How do you protect houseplants from pests when your bring them back inside?

It's likely that houseplants will pick up pests when you move them outdoors. Common houseplant pests that are likely to come back inside with your plants include mealybugs, aphids, thrips and more. You can stop pests coming back inside with houseplants by checking the soil thoroughly, rinsing the foliage and keeping them away from other plants for a few weeks so that pests don't spread.

Knowing when to move houseplants outdoors is important so that your indoor plants can benefit from the warmer weather without a risk of damage.

If you're looking for ways to style your houseplants outdoors, why not try making an outdoor table centerpiece?

Tenielle Jordison
News Writer (Gardens)

Tenielle is a News Writer in the Gardens team at Homes & Gardens with five years of journalistic experience. She studied BA Journalism, Media and English Literature and MA Magazine Journalism at Cardiff University. Before coming to Homes & Gardens, Tenielle was in the editorial department at the Royal Horticultural Society and worked on The Garden magazine. She is passionate about sustainable living and the role gardening has to play in tackling the effects of climate change. Tenielle is also a houseplant lover who is slowly running out of room for her ever-growing collection.
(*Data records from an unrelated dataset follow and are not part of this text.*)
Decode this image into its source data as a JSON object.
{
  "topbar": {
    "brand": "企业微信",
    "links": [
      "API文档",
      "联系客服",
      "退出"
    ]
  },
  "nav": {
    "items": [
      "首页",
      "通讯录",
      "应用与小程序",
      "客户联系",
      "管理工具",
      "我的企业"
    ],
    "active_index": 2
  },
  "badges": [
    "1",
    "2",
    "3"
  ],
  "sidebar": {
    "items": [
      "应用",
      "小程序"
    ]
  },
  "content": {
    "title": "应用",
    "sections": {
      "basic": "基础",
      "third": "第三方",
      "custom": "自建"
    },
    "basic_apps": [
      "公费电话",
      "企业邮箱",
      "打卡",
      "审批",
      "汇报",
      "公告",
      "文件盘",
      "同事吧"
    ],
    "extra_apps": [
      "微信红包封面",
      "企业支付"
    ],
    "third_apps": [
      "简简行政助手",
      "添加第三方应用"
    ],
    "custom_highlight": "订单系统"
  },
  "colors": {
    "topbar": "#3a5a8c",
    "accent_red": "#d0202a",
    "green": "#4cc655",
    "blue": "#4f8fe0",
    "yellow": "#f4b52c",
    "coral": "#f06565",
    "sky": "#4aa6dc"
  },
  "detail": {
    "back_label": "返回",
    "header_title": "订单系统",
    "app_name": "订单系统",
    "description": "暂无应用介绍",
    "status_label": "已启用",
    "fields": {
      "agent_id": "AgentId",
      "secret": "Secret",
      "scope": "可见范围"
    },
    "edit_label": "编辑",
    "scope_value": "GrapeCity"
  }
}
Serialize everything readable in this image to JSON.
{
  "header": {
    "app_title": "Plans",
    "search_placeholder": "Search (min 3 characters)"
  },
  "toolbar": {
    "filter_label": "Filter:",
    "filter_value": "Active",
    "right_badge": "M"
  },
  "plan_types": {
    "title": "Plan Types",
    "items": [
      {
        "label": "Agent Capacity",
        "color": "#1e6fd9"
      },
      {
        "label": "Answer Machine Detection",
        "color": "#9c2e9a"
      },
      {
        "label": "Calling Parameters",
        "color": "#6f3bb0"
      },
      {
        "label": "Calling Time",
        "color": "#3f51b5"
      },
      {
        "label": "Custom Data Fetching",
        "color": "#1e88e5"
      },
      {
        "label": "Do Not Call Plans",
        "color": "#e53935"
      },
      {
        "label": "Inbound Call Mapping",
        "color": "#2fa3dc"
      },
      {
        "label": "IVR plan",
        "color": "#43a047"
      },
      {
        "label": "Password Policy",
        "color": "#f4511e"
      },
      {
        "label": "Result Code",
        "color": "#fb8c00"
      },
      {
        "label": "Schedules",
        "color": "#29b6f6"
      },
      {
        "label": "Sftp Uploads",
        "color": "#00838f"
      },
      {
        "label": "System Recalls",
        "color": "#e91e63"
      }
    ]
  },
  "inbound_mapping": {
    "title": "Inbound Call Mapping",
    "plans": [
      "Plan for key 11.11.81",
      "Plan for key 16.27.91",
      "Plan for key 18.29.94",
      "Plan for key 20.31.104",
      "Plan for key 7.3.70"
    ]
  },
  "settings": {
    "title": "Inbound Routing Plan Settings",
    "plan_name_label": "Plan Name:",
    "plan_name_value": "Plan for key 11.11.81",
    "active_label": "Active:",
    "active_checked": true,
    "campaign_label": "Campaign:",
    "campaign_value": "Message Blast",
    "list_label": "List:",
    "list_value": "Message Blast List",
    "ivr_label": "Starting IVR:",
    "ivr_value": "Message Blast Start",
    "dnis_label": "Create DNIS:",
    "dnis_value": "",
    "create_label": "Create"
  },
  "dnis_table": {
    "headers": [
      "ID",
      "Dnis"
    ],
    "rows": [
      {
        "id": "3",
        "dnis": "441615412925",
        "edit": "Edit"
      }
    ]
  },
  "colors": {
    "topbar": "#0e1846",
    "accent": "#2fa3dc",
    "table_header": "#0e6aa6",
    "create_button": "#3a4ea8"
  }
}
She has experience successfully propagating indoor plants and overcoming common houseplant problems.